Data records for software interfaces

----

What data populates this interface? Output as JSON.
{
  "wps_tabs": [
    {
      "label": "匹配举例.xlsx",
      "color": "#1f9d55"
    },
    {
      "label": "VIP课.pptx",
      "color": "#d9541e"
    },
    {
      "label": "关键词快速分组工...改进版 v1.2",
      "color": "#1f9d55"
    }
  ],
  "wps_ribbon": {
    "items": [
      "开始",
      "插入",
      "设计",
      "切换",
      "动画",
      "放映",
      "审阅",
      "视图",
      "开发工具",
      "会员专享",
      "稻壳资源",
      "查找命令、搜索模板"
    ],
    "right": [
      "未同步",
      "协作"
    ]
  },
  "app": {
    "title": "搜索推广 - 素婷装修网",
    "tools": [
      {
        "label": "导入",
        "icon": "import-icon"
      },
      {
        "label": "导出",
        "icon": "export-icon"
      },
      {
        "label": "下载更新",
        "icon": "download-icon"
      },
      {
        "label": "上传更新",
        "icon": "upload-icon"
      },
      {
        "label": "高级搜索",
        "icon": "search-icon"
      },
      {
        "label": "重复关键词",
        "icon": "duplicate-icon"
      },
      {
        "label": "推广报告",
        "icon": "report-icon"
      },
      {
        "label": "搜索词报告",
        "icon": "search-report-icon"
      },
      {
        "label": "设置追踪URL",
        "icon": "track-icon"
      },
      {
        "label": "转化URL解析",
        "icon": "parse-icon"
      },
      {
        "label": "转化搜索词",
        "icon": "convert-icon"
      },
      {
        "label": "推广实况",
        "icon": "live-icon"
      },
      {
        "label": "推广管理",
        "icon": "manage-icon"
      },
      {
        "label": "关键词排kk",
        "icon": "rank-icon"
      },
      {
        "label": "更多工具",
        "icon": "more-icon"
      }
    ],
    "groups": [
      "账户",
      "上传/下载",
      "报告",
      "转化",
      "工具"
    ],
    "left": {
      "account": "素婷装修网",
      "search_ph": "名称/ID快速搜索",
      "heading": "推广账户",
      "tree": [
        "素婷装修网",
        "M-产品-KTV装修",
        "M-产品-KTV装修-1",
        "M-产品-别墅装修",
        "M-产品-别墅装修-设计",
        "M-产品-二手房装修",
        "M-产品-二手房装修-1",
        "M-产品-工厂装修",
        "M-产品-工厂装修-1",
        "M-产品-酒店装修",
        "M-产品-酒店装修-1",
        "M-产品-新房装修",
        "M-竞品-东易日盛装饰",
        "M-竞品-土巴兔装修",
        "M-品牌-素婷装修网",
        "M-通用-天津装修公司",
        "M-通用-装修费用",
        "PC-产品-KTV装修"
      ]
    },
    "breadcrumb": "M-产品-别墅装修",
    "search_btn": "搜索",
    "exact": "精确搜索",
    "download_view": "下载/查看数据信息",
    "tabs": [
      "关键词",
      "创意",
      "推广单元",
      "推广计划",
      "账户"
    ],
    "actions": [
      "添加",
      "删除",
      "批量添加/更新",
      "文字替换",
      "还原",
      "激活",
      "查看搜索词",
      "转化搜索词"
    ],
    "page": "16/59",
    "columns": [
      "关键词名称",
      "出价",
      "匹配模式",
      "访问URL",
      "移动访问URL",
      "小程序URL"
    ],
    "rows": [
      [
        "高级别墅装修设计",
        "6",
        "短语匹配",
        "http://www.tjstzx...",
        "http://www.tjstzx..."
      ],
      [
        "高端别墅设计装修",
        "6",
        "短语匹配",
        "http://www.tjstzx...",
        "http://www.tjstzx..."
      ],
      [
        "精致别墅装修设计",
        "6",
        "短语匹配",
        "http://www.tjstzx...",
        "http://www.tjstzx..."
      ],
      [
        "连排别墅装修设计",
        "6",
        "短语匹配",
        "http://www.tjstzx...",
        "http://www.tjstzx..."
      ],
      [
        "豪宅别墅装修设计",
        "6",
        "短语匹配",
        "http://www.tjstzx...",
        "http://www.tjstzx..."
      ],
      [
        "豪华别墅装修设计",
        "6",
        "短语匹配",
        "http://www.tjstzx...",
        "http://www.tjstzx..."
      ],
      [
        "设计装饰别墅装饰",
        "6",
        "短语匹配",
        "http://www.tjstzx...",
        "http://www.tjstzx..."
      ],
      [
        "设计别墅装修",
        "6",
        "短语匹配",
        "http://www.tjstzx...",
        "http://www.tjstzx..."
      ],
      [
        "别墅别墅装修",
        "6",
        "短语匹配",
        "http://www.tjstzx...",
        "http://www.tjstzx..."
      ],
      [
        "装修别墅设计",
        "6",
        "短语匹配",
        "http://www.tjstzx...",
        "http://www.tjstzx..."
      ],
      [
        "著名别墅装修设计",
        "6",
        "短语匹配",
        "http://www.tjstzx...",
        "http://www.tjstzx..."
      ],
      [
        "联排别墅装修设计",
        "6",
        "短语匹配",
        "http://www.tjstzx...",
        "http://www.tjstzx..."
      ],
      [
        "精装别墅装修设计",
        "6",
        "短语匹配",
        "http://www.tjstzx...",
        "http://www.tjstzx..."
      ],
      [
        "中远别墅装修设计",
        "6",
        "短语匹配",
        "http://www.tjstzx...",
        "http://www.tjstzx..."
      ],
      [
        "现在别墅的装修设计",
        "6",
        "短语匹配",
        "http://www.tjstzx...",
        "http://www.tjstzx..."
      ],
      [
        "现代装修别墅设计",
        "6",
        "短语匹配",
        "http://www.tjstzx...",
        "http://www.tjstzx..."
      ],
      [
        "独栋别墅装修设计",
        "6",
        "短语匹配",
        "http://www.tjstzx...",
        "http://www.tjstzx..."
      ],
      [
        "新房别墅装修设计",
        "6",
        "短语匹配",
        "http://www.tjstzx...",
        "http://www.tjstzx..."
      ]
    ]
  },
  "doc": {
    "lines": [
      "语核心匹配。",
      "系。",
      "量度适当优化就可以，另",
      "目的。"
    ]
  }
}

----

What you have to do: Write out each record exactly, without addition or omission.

Output of the task:
What data populates this interface? Output as JSON.
{
  "wps_tabs": [
    {
      "label": "匹配举例.xlsx",
      "color": "#1f9d55"
    },
    {
      "label": "VIP课.pptx",
      "color": "#d9541e"
    },
    {
      "label": "关键词快速分组工...改进版 v1.2",
      "color": "#1f9d55"
    }
  ],
  "wps_ribbon": {
    "items": [
      "开始",
      "插入",
      "设计",
      "切换",
      "动画",
      "放映",
      "审阅",
      "视图",
      "开发工具",
      "会员专享",
      "稻壳资源",
      "查找命令、搜索模板"
    ],
    "right": [
      "未同步",
      "协作"
    ]
  },
  "app": {
    "title": "搜索推广 - 素婷装修网",
    "tools": [
      {
        "label": "导入",
        "icon": "import-icon"
      },
      {
        "label": "导出",
        "icon": "export-icon"
      },
      {
        "label": "下载更新",
        "icon": "download-icon"
      },
      {
        "label": "上传更新",
        "icon": "upload-icon"
      },
      {
        "label": "高级搜索",
        "icon": "search-icon"
      },
      {
        "label": "重复关键词",
        "icon": "duplicate-icon"
      },
      {
        "label": "推广报告",
        "icon": "report-icon"
      },
      {
        "label": "搜索词报告",
        "icon": "search-report-icon"
      },
      {
        "label": "设置追踪URL",
        "icon": "track-icon"
      },
      {
        "label": "转化URL解析",
        "icon": "parse-icon"
      },
      {
        "label": "转化搜索词",
        "icon": "convert-icon"
      },
      {
        "label": "推广实况",
        "icon": "live-icon"
      },
      {
        "label": "推广管理",
        "icon": "manage-icon"
      },
      {
        "label": "关键词排kk",
        "icon": "rank-icon"
      },
      {
        "label": "更多工具",
        "icon": "more-icon"
      }
    ],
    "groups": [
      "账户",
      "上传/下载",
      "报告",
      "转化",
      "工具"
    ],
    "left": {
      "account": "素婷装修网",
      "search_ph": "名称/ID快速搜索",
      "heading": "推广账户",
      "tree": [
        "素婷装修网",
        "M-产品-KTV装修",
        "M-产品-KTV装修-1",
        "M-产品-别墅装修",
        "M-产品-别墅装修-设计",
        "M-产品-二手房装修",
        "M-产品-二手房装修-1",
        "M-产品-工厂装修",
        "M-产品-工厂装修-1",
        "M-产品-酒店装修",
        "M-产品-酒店装修-1",
        "M-产品-新房装修",
        "M-竞品-东易日盛装饰",
        "M-竞品-土巴兔装修",
        "M-品牌-素婷装修网",
        "M-通用-天津装修公司",
        "M-通用-装修费用",
        "PC-产品-KTV装修"
      ]
    },
    "breadcrumb": "M-产品-别墅装修",
    "search_btn": "搜索",
    "exact": "精确搜索",
    "download_view": "下载/查看数据信息",
    "tabs": [
      "关键词",
      "创意",
      "推广单元",
      "推广计划",
      "账户"
    ],
    "actions": [
      "添加",
      "删除",
      "批量添加/更新",
      "文字替换",
      "还原",
      "激活",
      "查看搜索词",
      "转化搜索词"
    ],
    "page": "16/59",
    "columns": [
      "关键词名称",
      "出价",
      "匹配模式",
      "访问URL",
      "移动访问URL",
      "小程序URL"
    ],
    "rows": [
      [
        "高级别墅装修设计",
        "6",
        "短语匹配",
        "http://www.tjstzx...",
        "http://www.tjstzx..."
      ],
      [
        "高端别墅设计装修",
        "6",
        "短语匹配",
        "http://www.tjstzx...",
        "http://www.tjstzx..."
      ],
      [
        "精致别墅装修设计",
        "6",
        "短语匹配",
        "http://www.tjstzx...",
        "http://www.tjstzx..."
      ],
      [
        "连排别墅装修设计",
        "6",
        "短语匹配",
        "http://www.tjstzx...",
        "http://www.tjstzx..."
      ],
      [
        "豪宅别墅装修设计",
        "6",
        "短语匹配",
        "http://www.tjstzx...",
        "http://www.tjstzx..."
      ],
      [
        "豪华别墅装修设计",
        "6",
        "短语匹配",
        "http://www.tjstzx...",
        "http://www.tjstzx..."
      ],
      [
        "设计装饰别墅装饰",
        "6",
        "短语匹配",
        "http://www.tjstzx...",
        "http://www.tjstzx..."
      ],
      [
        "设计别墅装修",
        "6",
        "短语匹配",
        "http://www.tjstzx...",
        "http://www.tjstzx..."
      ],
      [
        "别墅别墅装修",
        "6",
        "短语匹配",
        "http://www.tjstzx...",
        "http://www.tjstzx..."
      ],
      [
        "装修别墅设计",
        "6",
        "短语匹配",
        "http://www.tjstzx...",
        "http://www.tjstzx..."
      ],
      [
        "著名别墅装修设计",
        "6",
        "短语匹配",
        "http://www.tjstzx...",
        "http://www.tjstzx..."
      ],
      [
        "联排别墅装修设计",
        "6",
        "短语匹配",
        "http://www.tjstzx...",
        "http://www.tjstzx..."
      ],
      [
        "精装别墅装修设计",
        "6",
        "短语匹配",
        "http://www.tjstzx...",
        "http://www.tjstzx..."
      ],
      [
        "中远别墅装修设计",
        "6",
        "短语匹配",
        "http://www.tjstzx...",
        "http://www.tjstzx..."
      ],
      [
        "现在别墅的装修设计",
        "6",
        "短语匹配",
        "http://www.tjstzx...",
        "http://www.tjstzx..."
      ],
      [
        "现代装修别墅设计",
        "6",
        "短语匹配",
        "http://www.tjstzx...",
        "http://www.tjstzx..."
      ],
      [
        "独栋别墅装修设计",
        "6",
        "短语匹配",
        "http://www.tjstzx...",
        "http://www.tjstzx..."
      ],
      [
        "新房别墅装修设计",
        "6",
        "短语匹配",
        "http://www.tjstzx...",
        "http://www.tjstzx..."
      ]
    ]
  },
  "doc": {
    "lines": [
      "语核心匹配。",
      "系。",
      "量度适当优化就可以，另",
      "目的。"
    ]
  }
}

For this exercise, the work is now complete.